Directions for this task
Although the records contain pictures, only their text should be repeated, exactly as it stands.
Start of Exercise inputs
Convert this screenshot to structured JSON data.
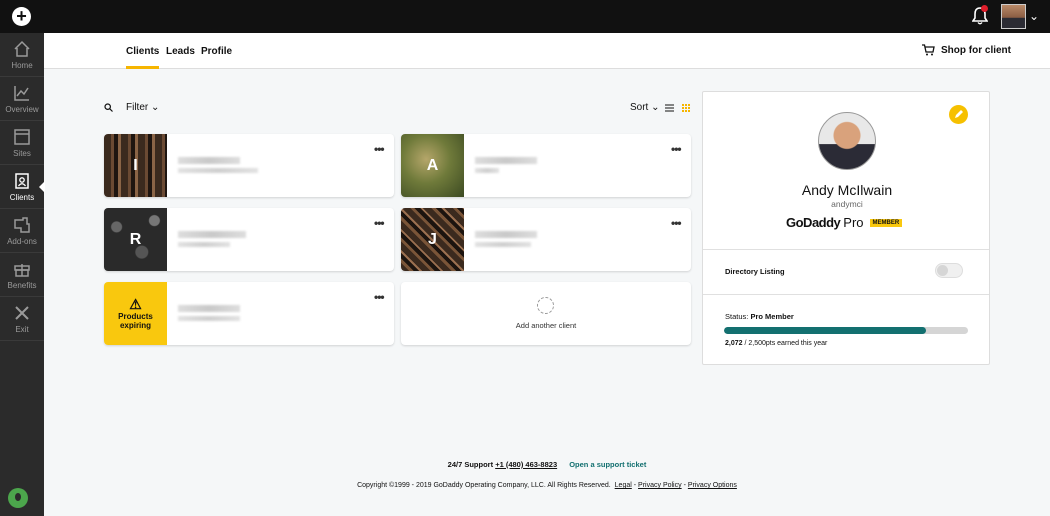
{
  "topbar": {
    "plus_icon": "plus-circle-icon",
    "bell_icon": "bell-icon",
    "user_menu_chevron": "chevron-down-icon"
  },
  "sidebar": {
    "items": [
      {
        "label": "Home",
        "icon": "home-icon"
      },
      {
        "label": "Overview",
        "icon": "chart-line-icon"
      },
      {
        "label": "Sites",
        "icon": "browser-window-icon"
      },
      {
        "label": "Clients",
        "icon": "contact-card-icon"
      },
      {
        "label": "Add-ons",
        "icon": "plug-icon"
      },
      {
        "label": "Benefits",
        "icon": "gift-icon"
      },
      {
        "label": "Exit",
        "icon": "close-icon"
      }
    ],
    "active": "Clients"
  },
  "tabs": [
    {
      "label": "Clients",
      "active": true
    },
    {
      "label": "Leads",
      "active": false
    },
    {
      "label": "Profile",
      "active": false
    }
  ],
  "shop_label": "Shop for client",
  "toolbar": {
    "filter_label": "Filter",
    "sort_label": "Sort"
  },
  "clients": [
    {
      "initial": "I",
      "thumb": "wood"
    },
    {
      "initial": "A",
      "thumb": "grass"
    },
    {
      "initial": "R",
      "thumb": "stones"
    },
    {
      "initial": "J",
      "thumb": "wood"
    },
    {
      "initial": "",
      "thumb": "warning",
      "warning_line1": "Products",
      "warning_line2": "expiring"
    }
  ],
  "add_client_label": "Add another client",
  "profile": {
    "name": "Andy McIlwain",
    "username": "andymci",
    "brand_bold": "GoDaddy",
    "brand_light": "Pro",
    "badge": "MEMBER",
    "directory_label": "Directory Listing",
    "directory_enabled": false,
    "status_prefix": "Status:",
    "status_value": "Pro Member",
    "points_current": "2,072",
    "points_rest": " / 2,500pts earned this year",
    "progress_fraction": 0.829
  },
  "footer": {
    "support_label": "24/7 Support",
    "phone": "+1 (480) 463-8823",
    "ticket_link": "Open a support ticket",
    "copyright": "Copyright ©1999 - 2019 GoDaddy Operating Company, LLC. All Rights Reserved.",
    "legal": "Legal",
    "privacy_policy": "Privacy Policy",
    "privacy_options": "Privacy Options",
    "sep": "-"
  },
  "colors": {
    "accent_yellow": "#f6b500",
    "teal": "#137070",
    "sidebar_bg": "#2b2b2b"
  }
}
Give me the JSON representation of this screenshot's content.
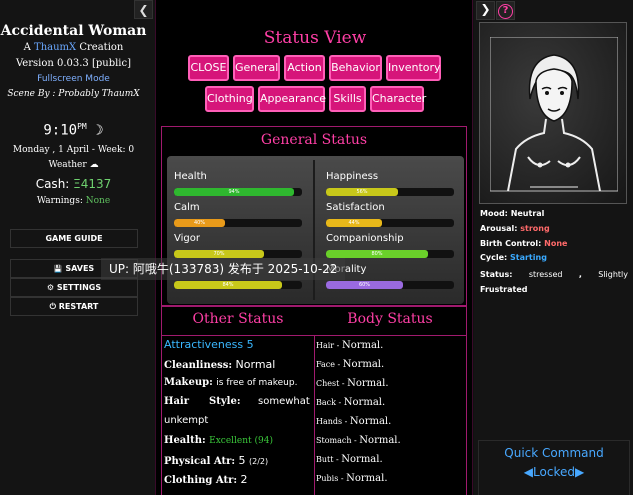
{
  "sidebar": {
    "collapse_icon": "chevron-left-icon",
    "collapse_glyph": "❮",
    "title": "Accidental Woman",
    "creation_a": "A",
    "creation_brand": "ThaumX",
    "creation_rest": "Creation",
    "version": "Version 0.03.3 [public]",
    "fullscreen": "Fullscreen Mode",
    "scene": "Scene By : Probably ThaumX",
    "time": "9:10",
    "time_suffix": "PM",
    "moon_glyph": "☽",
    "date": "Monday , 1 April - Week: 0",
    "weather_label": "Weather",
    "weather_glyph": "☁",
    "cash_label": "Cash:",
    "cash_amount": "Ξ4137",
    "warnings_label": "Warnings:",
    "warnings_value": "None",
    "buttons": {
      "guide": "GAME GUIDE",
      "saves": "SAVES",
      "saves_glyph": "💾",
      "settings": "SETTINGS",
      "settings_glyph": "⚙",
      "restart": "RESTART",
      "restart_glyph": "⏻"
    }
  },
  "center": {
    "title": "Status View",
    "tabs": [
      "CLOSE",
      "General",
      "Action",
      "Behavior",
      "Inventory",
      "Clothing",
      "Appearance",
      "Skills",
      "Character"
    ],
    "general_status_title": "General Status",
    "stats_left": [
      {
        "label": "Health",
        "pct": 94,
        "pct_label": "94%",
        "color": "#2fb82f"
      },
      {
        "label": "Calm",
        "pct": 40,
        "pct_label": "40%",
        "color": "#e89a1a"
      },
      {
        "label": "Vigor",
        "pct": 70,
        "pct_label": "70%",
        "color": "#c8c81a"
      },
      {
        "label": "",
        "pct": 84,
        "pct_label": "84%",
        "color": "#c8c81a"
      }
    ],
    "stats_right": [
      {
        "label": "Happiness",
        "pct": 56,
        "pct_label": "56%",
        "color": "#c8c81a"
      },
      {
        "label": "Satisfaction",
        "pct": 44,
        "pct_label": "44%",
        "color": "#e8b81a"
      },
      {
        "label": "Companionship",
        "pct": 80,
        "pct_label": "80%",
        "color": "#6ad02a"
      },
      {
        "label": "Morality",
        "pct": 60,
        "pct_label": "60%",
        "color": "#9a6ae0"
      }
    ],
    "other_status_title": "Other Status",
    "body_status_title": "Body Status",
    "attractiveness": "Attractiveness 5",
    "cleanliness_label": "Cleanliness:",
    "cleanliness_value": "Normal",
    "makeup_label": "Makeup:",
    "makeup_value": "is free of makeup.",
    "hair_label": "Hair",
    "hair_style_label": "Style:",
    "hair_value_1": "somewhat",
    "hair_value_2": "unkempt",
    "health_label": "Health:",
    "health_value": "Excellent (94)",
    "physical_label": "Physical Atr:",
    "physical_value": "5",
    "physical_sub": "(2/2)",
    "clothing_label": "Clothing Atr:",
    "clothing_value": "2",
    "body": [
      {
        "part": "Hair",
        "value": "Normal."
      },
      {
        "part": "Face",
        "value": "Normal."
      },
      {
        "part": "Chest",
        "value": "Normal."
      },
      {
        "part": "Back",
        "value": "Normal."
      },
      {
        "part": "Hands",
        "value": "Normal."
      },
      {
        "part": "Stomach",
        "value": "Normal."
      },
      {
        "part": "Butt",
        "value": "Normal."
      },
      {
        "part": "Pubis",
        "value": "Normal."
      }
    ]
  },
  "right": {
    "toggle_glyph": "❯",
    "help_glyph": "?",
    "mood_label": "Mood:",
    "mood_value": "Neutral",
    "arousal_label": "Arousal:",
    "arousal_value": "strong",
    "bc_label": "Birth Control:",
    "bc_value": "None",
    "cycle_label": "Cycle:",
    "cycle_value": "Starting",
    "status_label": "Status:",
    "status_value_1": "stressed",
    "status_value_2": ",",
    "status_value_3": "Slightly",
    "status_value_4": "Frustrated",
    "quick_command": "Quick Command",
    "locked": "◀Locked▶"
  },
  "overlay": "UP: 阿哦牛(133783) 发布于 2025-10-22"
}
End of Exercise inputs
Your response
Convert this screenshot to structured JSON data.
{
  "topbar": {
    "plus_icon": "plus-circle-icon",
    "bell_icon": "bell-icon",
    "user_menu_chevron": "chevron-down-icon"
  },
  "sidebar": {
    "items": [
      {
        "label": "Home",
        "icon": "home-icon"
      },
      {
        "label": "Overview",
        "icon": "chart-line-icon"
      },
      {
        "label": "Sites",
        "icon": "browser-window-icon"
      },
      {
        "label": "Clients",
        "icon": "contact-card-icon"
      },
      {
        "label": "Add-ons",
        "icon": "plug-icon"
      },
      {
        "label": "Benefits",
        "icon": "gift-icon"
      },
      {
        "label": "Exit",
        "icon": "close-icon"
      }
    ],
    "active": "Clients"
  },
  "tabs": [
    {
      "label": "Clients",
      "active": true
    },
    {
      "label": "Leads",
      "active": false
    },
    {
      "label": "Profile",
      "active": false
    }
  ],
  "shop_label": "Shop for client",
  "toolbar": {
    "filter_label": "Filter",
    "sort_label": "Sort"
  },
  "clients": [
    {
      "initial": "I",
      "thumb": "wood"
    },
    {
      "initial": "A",
      "thumb": "grass"
    },
    {
      "initial": "R",
      "thumb": "stones"
    },
    {
      "initial": "J",
      "thumb": "wood"
    },
    {
      "initial": "",
      "thumb": "warning",
      "warning_line1": "Products",
      "warning_line2": "expiring"
    }
  ],
  "add_client_label": "Add another client",
  "profile": {
    "name": "Andy McIlwain",
    "username": "andymci",
    "brand_bold": "GoDaddy",
    "brand_light": "Pro",
    "badge": "MEMBER",
    "directory_label": "Directory Listing",
    "directory_enabled": false,
    "status_prefix": "Status:",
    "status_value": "Pro Member",
    "points_current": "2,072",
    "points_rest": " / 2,500pts earned this year",
    "progress_fraction": 0.829
  },
  "footer": {
    "support_label": "24/7 Support",
    "phone": "+1 (480) 463-8823",
    "ticket_link": "Open a support ticket",
    "copyright": "Copyright ©1999 - 2019 GoDaddy Operating Company, LLC. All Rights Reserved.",
    "legal": "Legal",
    "privacy_policy": "Privacy Policy",
    "privacy_options": "Privacy Options",
    "sep": "-"
  },
  "colors": {
    "accent_yellow": "#f6b500",
    "teal": "#137070",
    "sidebar_bg": "#2b2b2b"
  }
}
Give me the JSON representation of this screenshot's content.
{
  "sidebar": {
    "collapse_icon": "chevron-left-icon",
    "collapse_glyph": "❮",
    "title": "Accidental Woman",
    "creation_a": "A",
    "creation_brand": "ThaumX",
    "creation_rest": "Creation",
    "version": "Version 0.03.3 [public]",
    "fullscreen": "Fullscreen Mode",
    "scene": "Scene By : Probably ThaumX",
    "time": "9:10",
    "time_suffix": "PM",
    "moon_glyph": "☽",
    "date": "Monday , 1 April - Week: 0",
    "weather_label": "Weather",
    "weather_glyph": "☁",
    "cash_label": "Cash:",
    "cash_amount": "Ξ4137",
    "warnings_label": "Warnings:",
    "warnings_value": "None",
    "buttons": {
      "guide": "GAME GUIDE",
      "saves": "SAVES",
      "saves_glyph": "💾",
      "settings": "SETTINGS",
      "settings_glyph": "⚙",
      "restart": "RESTART",
      "restart_glyph": "⏻"
    }
  },
  "center": {
    "title": "Status View",
    "tabs": [
      "CLOSE",
      "General",
      "Action",
      "Behavior",
      "Inventory",
      "Clothing",
      "Appearance",
      "Skills",
      "Character"
    ],
    "general_status_title": "General Status",
    "stats_left": [
      {
        "label": "Health",
        "pct": 94,
        "pct_label": "94%",
        "color": "#2fb82f"
      },
      {
        "label": "Calm",
        "pct": 40,
        "pct_label": "40%",
        "color": "#e89a1a"
      },
      {
        "label": "Vigor",
        "pct": 70,
        "pct_label": "70%",
        "color": "#c8c81a"
      },
      {
        "label": "",
        "pct": 84,
        "pct_label": "84%",
        "color": "#c8c81a"
      }
    ],
    "stats_right": [
      {
        "label": "Happiness",
        "pct": 56,
        "pct_label": "56%",
        "color": "#c8c81a"
      },
      {
        "label": "Satisfaction",
        "pct": 44,
        "pct_label": "44%",
        "color": "#e8b81a"
      },
      {
        "label": "Companionship",
        "pct": 80,
        "pct_label": "80%",
        "color": "#6ad02a"
      },
      {
        "label": "Morality",
        "pct": 60,
        "pct_label": "60%",
        "color": "#9a6ae0"
      }
    ],
    "other_status_title": "Other Status",
    "body_status_title": "Body Status",
    "attractiveness": "Attractiveness 5",
    "cleanliness_label": "Cleanliness:",
    "cleanliness_value": "Normal",
    "makeup_label": "Makeup:",
    "makeup_value": "is free of makeup.",
    "hair_label": "Hair",
    "hair_style_label": "Style:",
    "hair_value_1": "somewhat",
    "hair_value_2": "unkempt",
    "health_label": "Health:",
    "health_value": "Excellent (94)",
    "physical_label": "Physical Atr:",
    "physical_value": "5",
    "physical_sub": "(2/2)",
    "clothing_label": "Clothing Atr:",
    "clothing_value": "2",
    "body": [
      {
        "part": "Hair",
        "value": "Normal."
      },
      {
        "part": "Face",
        "value": "Normal."
      },
      {
        "part": "Chest",
        "value": "Normal."
      },
      {
        "part": "Back",
        "value": "Normal."
      },
      {
        "part": "Hands",
        "value": "Normal."
      },
      {
        "part": "Stomach",
        "value": "Normal."
      },
      {
        "part": "Butt",
        "value": "Normal."
      },
      {
        "part": "Pubis",
        "value": "Normal."
      }
    ]
  },
  "right": {
    "toggle_glyph": "❯",
    "help_glyph": "?",
    "mood_label": "Mood:",
    "mood_value": "Neutral",
    "arousal_label": "Arousal:",
    "arousal_value": "strong",
    "bc_label": "Birth Control:",
    "bc_value": "None",
    "cycle_label": "Cycle:",
    "cycle_value": "Starting",
    "status_label": "Status:",
    "status_value_1": "stressed",
    "status_value_2": ",",
    "status_value_3": "Slightly",
    "status_value_4": "Frustrated",
    "quick_command": "Quick Command",
    "locked": "◀Locked▶"
  },
  "overlay": "UP: 阿哦牛(133783) 发布于 2025-10-22"
}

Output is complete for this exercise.